Think of last month for a second. How often did you share anything you’ve learned or own with anyone? I have no doubt that answers to this question will run the gamut, as we all engage in some form of sharing at one time or another, even without realizing that sharing is what we’re doing. Not that I’m advocating for anyone to give away the fruit of their labor, as this is surely the best way of guaranteeing that you’ll be out of business in a hurry. This is specially the case in photography, where most folks continue to bear incredible pressure to just give away what they have worked so diligently to create (not to mention the expense they incur to create those photos). However, in every trade there are many things that can be shared without having to worry about lost revenue or market infringement. In fact, some goodwill could go a long way in putting money in your pocket down the road. Don’t believe me? Then check out people like Scott Kelby, Vincent Laforet, Chase Jarvis, and Steve Huff, to name a few. All extremely generous professionals who like to share their knowledge and are rewarded by a loyal group of followers.
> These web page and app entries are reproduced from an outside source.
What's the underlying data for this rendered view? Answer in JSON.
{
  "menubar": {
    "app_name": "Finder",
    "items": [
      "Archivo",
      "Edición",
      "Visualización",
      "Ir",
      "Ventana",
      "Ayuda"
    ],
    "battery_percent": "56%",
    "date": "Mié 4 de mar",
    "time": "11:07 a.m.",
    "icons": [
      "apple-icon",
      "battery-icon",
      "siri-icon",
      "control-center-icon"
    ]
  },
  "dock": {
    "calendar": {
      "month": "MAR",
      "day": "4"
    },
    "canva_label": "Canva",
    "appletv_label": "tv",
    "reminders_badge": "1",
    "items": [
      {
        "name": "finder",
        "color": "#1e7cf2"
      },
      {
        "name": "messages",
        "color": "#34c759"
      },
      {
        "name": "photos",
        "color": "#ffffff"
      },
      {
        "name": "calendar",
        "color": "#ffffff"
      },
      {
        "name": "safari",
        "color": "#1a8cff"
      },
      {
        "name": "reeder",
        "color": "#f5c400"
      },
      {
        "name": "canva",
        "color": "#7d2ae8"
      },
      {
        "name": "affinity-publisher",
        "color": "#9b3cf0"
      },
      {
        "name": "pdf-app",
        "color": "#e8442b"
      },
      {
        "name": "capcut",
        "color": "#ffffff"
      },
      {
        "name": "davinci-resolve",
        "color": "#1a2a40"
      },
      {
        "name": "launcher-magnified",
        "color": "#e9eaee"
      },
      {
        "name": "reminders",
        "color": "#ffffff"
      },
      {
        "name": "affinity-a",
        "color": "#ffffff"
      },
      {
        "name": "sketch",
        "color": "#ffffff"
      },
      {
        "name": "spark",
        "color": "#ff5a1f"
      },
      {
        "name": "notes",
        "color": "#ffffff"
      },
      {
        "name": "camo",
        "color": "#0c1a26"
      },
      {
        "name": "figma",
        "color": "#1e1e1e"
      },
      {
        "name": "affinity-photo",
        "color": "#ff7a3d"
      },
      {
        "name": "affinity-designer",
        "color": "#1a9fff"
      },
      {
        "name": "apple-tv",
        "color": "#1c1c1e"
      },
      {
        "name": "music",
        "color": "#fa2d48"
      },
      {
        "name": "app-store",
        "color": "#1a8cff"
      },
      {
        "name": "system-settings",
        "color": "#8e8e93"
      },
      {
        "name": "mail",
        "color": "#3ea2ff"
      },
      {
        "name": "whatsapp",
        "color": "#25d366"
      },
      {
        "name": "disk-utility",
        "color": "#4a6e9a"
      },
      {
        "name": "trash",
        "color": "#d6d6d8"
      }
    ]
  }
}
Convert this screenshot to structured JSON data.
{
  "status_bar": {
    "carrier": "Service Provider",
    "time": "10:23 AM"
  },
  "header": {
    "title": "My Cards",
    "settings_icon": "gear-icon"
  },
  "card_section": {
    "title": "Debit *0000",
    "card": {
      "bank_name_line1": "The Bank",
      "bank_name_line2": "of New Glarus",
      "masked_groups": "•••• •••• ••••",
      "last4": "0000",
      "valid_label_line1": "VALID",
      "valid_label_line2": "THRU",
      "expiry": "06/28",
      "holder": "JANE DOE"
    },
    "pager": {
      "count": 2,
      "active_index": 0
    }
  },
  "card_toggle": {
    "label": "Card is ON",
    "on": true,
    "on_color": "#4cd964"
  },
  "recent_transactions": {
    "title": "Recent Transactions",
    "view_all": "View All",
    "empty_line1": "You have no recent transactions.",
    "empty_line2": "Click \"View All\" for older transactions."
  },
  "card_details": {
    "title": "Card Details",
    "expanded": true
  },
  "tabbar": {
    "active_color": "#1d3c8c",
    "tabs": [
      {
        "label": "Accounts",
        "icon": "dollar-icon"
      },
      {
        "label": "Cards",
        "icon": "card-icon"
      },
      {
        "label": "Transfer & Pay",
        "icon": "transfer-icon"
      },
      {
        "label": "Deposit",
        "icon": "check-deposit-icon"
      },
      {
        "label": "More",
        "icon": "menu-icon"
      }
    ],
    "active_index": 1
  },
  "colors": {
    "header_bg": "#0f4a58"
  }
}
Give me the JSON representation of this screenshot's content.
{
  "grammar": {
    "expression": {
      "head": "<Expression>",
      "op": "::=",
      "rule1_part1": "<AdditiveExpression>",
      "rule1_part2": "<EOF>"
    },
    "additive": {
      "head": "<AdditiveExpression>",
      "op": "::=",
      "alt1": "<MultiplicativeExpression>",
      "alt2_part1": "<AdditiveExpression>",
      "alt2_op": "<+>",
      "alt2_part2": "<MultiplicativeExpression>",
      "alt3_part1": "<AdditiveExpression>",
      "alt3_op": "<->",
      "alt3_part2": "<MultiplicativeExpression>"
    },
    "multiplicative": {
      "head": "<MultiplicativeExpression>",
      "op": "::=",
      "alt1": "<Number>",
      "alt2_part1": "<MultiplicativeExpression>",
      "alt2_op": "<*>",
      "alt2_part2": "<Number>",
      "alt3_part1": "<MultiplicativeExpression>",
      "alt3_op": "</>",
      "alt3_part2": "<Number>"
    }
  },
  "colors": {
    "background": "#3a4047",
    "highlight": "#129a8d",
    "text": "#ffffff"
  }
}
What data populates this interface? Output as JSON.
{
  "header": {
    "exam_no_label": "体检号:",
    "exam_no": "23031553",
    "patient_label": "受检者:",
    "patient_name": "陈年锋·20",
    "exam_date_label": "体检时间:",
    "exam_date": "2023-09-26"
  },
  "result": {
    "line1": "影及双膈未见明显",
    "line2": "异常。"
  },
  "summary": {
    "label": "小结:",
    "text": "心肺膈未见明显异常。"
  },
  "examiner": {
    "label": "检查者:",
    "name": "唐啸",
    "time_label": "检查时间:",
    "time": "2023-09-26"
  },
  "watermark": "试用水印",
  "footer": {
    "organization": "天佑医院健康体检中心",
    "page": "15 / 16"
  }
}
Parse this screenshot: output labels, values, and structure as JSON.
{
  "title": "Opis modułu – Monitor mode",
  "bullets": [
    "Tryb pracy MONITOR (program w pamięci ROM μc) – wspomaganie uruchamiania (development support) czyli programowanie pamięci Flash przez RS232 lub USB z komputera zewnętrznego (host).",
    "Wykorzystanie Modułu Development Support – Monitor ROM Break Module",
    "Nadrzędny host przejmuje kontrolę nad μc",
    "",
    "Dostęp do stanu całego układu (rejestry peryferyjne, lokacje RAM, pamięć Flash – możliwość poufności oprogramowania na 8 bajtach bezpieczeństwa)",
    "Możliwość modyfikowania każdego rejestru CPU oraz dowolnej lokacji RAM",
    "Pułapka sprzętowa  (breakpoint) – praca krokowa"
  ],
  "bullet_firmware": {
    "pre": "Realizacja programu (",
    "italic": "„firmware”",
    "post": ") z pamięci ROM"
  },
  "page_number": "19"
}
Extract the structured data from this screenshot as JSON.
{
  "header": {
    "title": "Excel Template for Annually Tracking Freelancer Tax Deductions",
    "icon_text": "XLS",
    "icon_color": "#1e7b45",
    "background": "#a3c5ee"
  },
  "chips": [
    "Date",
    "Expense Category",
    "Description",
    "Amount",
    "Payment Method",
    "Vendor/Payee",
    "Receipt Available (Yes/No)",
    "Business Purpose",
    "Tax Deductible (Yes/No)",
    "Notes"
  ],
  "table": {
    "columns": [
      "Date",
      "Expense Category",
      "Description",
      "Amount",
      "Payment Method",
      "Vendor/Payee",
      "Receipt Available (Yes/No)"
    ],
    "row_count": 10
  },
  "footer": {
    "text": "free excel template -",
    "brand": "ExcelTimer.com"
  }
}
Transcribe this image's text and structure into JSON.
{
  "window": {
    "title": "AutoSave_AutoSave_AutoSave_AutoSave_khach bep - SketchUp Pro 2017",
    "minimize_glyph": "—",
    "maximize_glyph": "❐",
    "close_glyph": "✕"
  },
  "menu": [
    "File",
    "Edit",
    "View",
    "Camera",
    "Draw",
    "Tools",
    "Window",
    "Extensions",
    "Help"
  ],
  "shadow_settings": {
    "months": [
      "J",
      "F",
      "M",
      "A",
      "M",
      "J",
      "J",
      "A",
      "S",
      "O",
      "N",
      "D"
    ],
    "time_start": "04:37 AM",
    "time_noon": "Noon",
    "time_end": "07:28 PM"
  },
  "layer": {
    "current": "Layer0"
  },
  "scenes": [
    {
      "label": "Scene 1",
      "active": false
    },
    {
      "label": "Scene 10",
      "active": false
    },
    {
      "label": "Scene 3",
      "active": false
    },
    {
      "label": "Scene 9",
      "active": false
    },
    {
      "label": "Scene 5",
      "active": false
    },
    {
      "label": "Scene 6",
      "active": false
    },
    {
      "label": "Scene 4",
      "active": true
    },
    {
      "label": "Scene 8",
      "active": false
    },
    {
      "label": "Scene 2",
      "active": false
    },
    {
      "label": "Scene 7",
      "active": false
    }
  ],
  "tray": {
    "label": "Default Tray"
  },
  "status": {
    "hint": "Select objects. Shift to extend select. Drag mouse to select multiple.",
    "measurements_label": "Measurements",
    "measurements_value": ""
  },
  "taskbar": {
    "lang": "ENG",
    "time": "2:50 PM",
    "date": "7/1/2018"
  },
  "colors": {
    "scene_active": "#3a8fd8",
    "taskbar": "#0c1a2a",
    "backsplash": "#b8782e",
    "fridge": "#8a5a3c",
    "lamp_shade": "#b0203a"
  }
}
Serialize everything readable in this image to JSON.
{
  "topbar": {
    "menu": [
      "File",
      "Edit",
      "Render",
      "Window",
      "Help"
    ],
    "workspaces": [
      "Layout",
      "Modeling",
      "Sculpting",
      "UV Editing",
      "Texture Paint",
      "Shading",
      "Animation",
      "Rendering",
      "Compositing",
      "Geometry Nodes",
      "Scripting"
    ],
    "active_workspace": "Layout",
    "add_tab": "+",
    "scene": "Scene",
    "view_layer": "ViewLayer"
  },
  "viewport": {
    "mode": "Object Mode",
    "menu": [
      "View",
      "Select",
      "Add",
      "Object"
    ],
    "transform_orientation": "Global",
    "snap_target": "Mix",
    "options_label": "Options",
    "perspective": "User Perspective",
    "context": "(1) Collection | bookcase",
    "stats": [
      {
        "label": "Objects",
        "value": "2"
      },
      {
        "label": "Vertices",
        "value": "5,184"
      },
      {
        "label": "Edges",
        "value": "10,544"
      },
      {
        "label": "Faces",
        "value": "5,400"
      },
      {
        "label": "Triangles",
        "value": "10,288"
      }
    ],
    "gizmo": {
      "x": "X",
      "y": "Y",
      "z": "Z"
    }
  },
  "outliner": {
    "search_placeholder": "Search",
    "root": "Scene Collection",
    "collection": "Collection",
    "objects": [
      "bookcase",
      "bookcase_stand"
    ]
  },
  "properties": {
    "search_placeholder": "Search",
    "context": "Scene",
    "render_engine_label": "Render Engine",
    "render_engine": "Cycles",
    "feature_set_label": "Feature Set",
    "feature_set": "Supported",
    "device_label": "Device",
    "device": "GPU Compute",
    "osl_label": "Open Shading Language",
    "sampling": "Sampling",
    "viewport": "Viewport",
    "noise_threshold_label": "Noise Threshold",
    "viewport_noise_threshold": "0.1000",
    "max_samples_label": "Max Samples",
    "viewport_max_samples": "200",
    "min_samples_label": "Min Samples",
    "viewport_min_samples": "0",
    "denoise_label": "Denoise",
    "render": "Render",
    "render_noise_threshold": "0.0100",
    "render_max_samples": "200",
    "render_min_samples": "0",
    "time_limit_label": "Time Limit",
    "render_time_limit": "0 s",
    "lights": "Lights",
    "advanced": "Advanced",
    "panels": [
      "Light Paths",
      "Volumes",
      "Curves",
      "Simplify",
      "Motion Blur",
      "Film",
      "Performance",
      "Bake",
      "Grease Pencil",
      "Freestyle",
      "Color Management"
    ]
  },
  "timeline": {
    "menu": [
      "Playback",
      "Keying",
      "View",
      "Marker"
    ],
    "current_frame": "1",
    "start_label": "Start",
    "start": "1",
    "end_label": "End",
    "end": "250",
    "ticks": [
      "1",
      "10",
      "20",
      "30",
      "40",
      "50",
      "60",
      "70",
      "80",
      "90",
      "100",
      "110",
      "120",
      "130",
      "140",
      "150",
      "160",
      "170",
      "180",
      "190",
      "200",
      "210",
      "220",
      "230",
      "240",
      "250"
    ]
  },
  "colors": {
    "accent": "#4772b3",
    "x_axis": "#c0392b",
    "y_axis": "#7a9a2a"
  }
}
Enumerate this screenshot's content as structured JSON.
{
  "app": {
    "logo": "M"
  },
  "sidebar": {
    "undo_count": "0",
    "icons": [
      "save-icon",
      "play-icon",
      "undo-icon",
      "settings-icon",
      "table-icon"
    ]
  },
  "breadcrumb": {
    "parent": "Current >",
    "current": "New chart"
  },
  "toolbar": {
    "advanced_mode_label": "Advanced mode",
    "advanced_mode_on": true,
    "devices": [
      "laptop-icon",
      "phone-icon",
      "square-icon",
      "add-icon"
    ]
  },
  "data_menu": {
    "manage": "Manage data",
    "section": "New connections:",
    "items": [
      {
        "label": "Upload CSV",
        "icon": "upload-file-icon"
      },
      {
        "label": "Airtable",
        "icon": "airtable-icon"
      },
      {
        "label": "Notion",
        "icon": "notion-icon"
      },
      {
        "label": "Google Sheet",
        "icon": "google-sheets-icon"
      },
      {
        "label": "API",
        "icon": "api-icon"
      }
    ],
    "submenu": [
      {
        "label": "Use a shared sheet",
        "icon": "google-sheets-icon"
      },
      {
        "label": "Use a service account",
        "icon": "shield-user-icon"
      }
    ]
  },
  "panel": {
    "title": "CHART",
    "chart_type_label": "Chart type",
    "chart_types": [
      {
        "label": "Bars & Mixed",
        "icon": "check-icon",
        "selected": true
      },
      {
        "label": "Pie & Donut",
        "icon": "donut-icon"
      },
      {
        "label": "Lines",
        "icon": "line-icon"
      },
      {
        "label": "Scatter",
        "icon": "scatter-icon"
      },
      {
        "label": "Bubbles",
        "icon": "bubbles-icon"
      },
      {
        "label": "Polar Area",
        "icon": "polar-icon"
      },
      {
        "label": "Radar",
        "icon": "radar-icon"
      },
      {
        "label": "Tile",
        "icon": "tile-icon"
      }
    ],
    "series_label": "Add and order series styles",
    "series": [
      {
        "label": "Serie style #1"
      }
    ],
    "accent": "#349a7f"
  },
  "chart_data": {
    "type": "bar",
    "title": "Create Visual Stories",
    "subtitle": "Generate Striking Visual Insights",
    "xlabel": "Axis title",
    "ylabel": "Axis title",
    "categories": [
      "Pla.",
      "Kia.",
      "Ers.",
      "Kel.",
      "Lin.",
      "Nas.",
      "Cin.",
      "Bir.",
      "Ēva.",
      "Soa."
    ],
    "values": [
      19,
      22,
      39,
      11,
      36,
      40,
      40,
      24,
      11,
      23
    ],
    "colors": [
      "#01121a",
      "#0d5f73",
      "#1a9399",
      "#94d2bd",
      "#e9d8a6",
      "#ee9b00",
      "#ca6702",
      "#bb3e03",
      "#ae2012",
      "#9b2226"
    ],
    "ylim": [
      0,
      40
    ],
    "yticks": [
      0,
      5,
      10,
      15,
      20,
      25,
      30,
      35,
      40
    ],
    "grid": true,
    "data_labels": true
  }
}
I have to admit that Sundays are my favorite days of the week, and not just because like the rest of humanity, I’m off that day, but rather because if Sunday didn’t exist, people would have to invent it. I like Sundays because people tend to relax while engaging on some well-deserved “me time” without too much remorse. Camera in hand, I usually head on out to the city parks and the neighborhoods with lots of outdoor restaurants because when the weather is as good as it has been recently, it is as if the whole city acquires somewhat of a zen attitude that is great to capture with a Leica camera. As we begin to get the first inklings of the cooler fall weather, with that lazy early light in the early hours of the morning, it is as if a million little fall rituals begin to take place all around us. And it all becomes so much clearer on Sundays, when we make very few demands of life and life makes very few demands from us.